Najas Arquitectos: ''El Alambique'' house, located in the Puembo region at the outskirts of Quito, between the Chiche and Guambí rivers has been located at a sloped site, overlooking a ravine. One of the design challenges was to sort out a home with a 70% first floor architectural program under the sloped topographic conditions, while allowing the internal garden to be mostly flat and fluidly connected to the inner and outdoor activities.
To do so, the internal functionality, not only is an answer to the client´s list of requirements, but also the result of a deeper understanding of the daily choreography, in order to discover thru movement, the many stories of the surroundings and spaces.
The main scheme manages to connect three volumetric ¨bodies¨ along a single longitudinal circulation path that is partially interrupted by two small gardens.
image © BICUBIK
The first ¨L¨ shaped body contains the master bedroom, home office and other private areas in a lower volume that embraces the outdoor deck and garden where many family activities take place, like the pool and BBQ area. (1 STOREY).
The second body houses the social areas under a much taller main hall. (1 ½ STOREY)
The third body contains the parking garage, kitchen and service areas on the ground floor and the secondary bedrooms and living room on the second floor. (2 STOREY)
This sloped volumetric progression tries to reflect the street profile while relating to the surrounding built environment and by protecting as much local trees as possible around the structure. The three volumetric elements are connected by the stairs volume that seems to embrace harmoniously the whole geometry.

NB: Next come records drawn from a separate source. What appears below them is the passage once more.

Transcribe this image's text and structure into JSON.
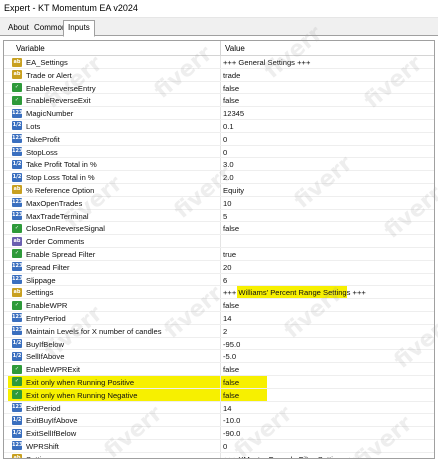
{
  "window": {
    "title": "Expert - KT Momentum EA v2024"
  },
  "tabs": [
    {
      "label": "About"
    },
    {
      "label": "Common"
    },
    {
      "label": "Inputs"
    }
  ],
  "grid": {
    "header": {
      "variable": "Variable",
      "value": "Value"
    },
    "rows": [
      {
        "icon": "ab",
        "name": "EA_Settings",
        "value": "+++ General Settings +++"
      },
      {
        "icon": "ab",
        "name": "Trade or Alert",
        "value": "trade"
      },
      {
        "icon": "bool",
        "name": "EnableReverseEntry",
        "value": "false"
      },
      {
        "icon": "bool",
        "name": "EnableReverseExit",
        "value": "false"
      },
      {
        "icon": "num",
        "name": "MagicNumber",
        "value": "12345"
      },
      {
        "icon": "dbl",
        "name": "Lots",
        "value": "0.1"
      },
      {
        "icon": "num",
        "name": "TakeProfit",
        "value": "0"
      },
      {
        "icon": "num",
        "name": "StopLoss",
        "value": "0"
      },
      {
        "icon": "dbl",
        "name": "Take Profit Total in %",
        "value": "3.0"
      },
      {
        "icon": "dbl",
        "name": "Stop Loss Total in %",
        "value": "2.0"
      },
      {
        "icon": "ab",
        "name": "% Reference Option",
        "value": "Equity"
      },
      {
        "icon": "num",
        "name": "MaxOpenTrades",
        "value": "10"
      },
      {
        "icon": "num",
        "name": "MaxTradeTerminal",
        "value": "5"
      },
      {
        "icon": "bool",
        "name": "CloseOnReverseSignal",
        "value": "false"
      },
      {
        "icon": "lst",
        "name": "Order Comments",
        "value": ""
      },
      {
        "icon": "bool",
        "name": "Enable Spread Filter",
        "value": "true"
      },
      {
        "icon": "num",
        "name": "Spread Filter",
        "value": "20"
      },
      {
        "icon": "num",
        "name": "Slippage",
        "value": "6"
      },
      {
        "icon": "ab",
        "name": "Settings",
        "value": "+++ Williams' Percent Range Settings +++"
      },
      {
        "icon": "bool",
        "name": "EnableWPR",
        "value": "false"
      },
      {
        "icon": "num",
        "name": "EntryPeriod",
        "value": "14"
      },
      {
        "icon": "num",
        "name": "Maintain Levels for X number of candles",
        "value": "2"
      },
      {
        "icon": "dbl",
        "name": "BuyIfBelow",
        "value": "-95.0"
      },
      {
        "icon": "dbl",
        "name": "SellIfAbove",
        "value": "-5.0"
      },
      {
        "icon": "bool",
        "name": "EnableWPRExit",
        "value": "false"
      },
      {
        "icon": "bool",
        "name": "Exit only when Running Positive",
        "value": "false"
      },
      {
        "icon": "bool",
        "name": "Exit only when Running Negative",
        "value": "false"
      },
      {
        "icon": "num",
        "name": "ExitPeriod",
        "value": "14"
      },
      {
        "icon": "dbl",
        "name": "ExitBuyIfAbove",
        "value": "-10.0"
      },
      {
        "icon": "dbl",
        "name": "ExitSellIfBelow",
        "value": "-90.0"
      },
      {
        "icon": "num",
        "name": "WPRShift",
        "value": "0"
      },
      {
        "icon": "ab",
        "name": "Settings",
        "value": "+++ XMaster Formula Filter Settings +++"
      }
    ]
  },
  "icons": {
    "ab": "ab",
    "num": "123",
    "dbl": "1/2",
    "bool": "✓",
    "lst": "ab"
  },
  "watermark": "fiverr",
  "colors": {
    "highlight": "#f7f000",
    "tab_border": "#a0a0a0"
  }
}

As soon as the entrance threshold is crossed, the internal spaces seem to blend horizontally with the outer areas and when the glassing is opened to the outside and all barriers have been removed, the fluidity between the whole program seems simultaneously contained and free.

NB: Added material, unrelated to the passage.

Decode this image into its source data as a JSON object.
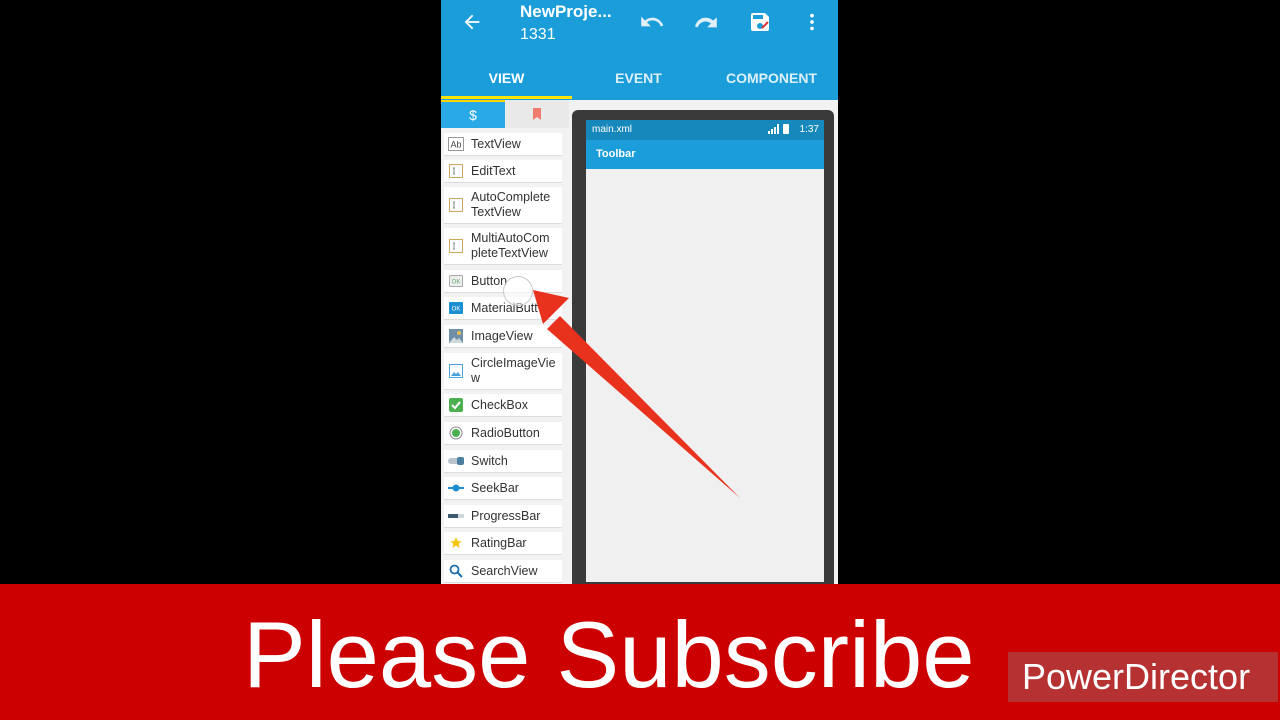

The construction approach is mainly of reinforced concrete with some structural steel elements that are used as such without many additional components but the inclusion of teak wood as a third element that provides a simple, but rich and honest palette for a house that looks to achieve a formal language that transcends time and passing trends.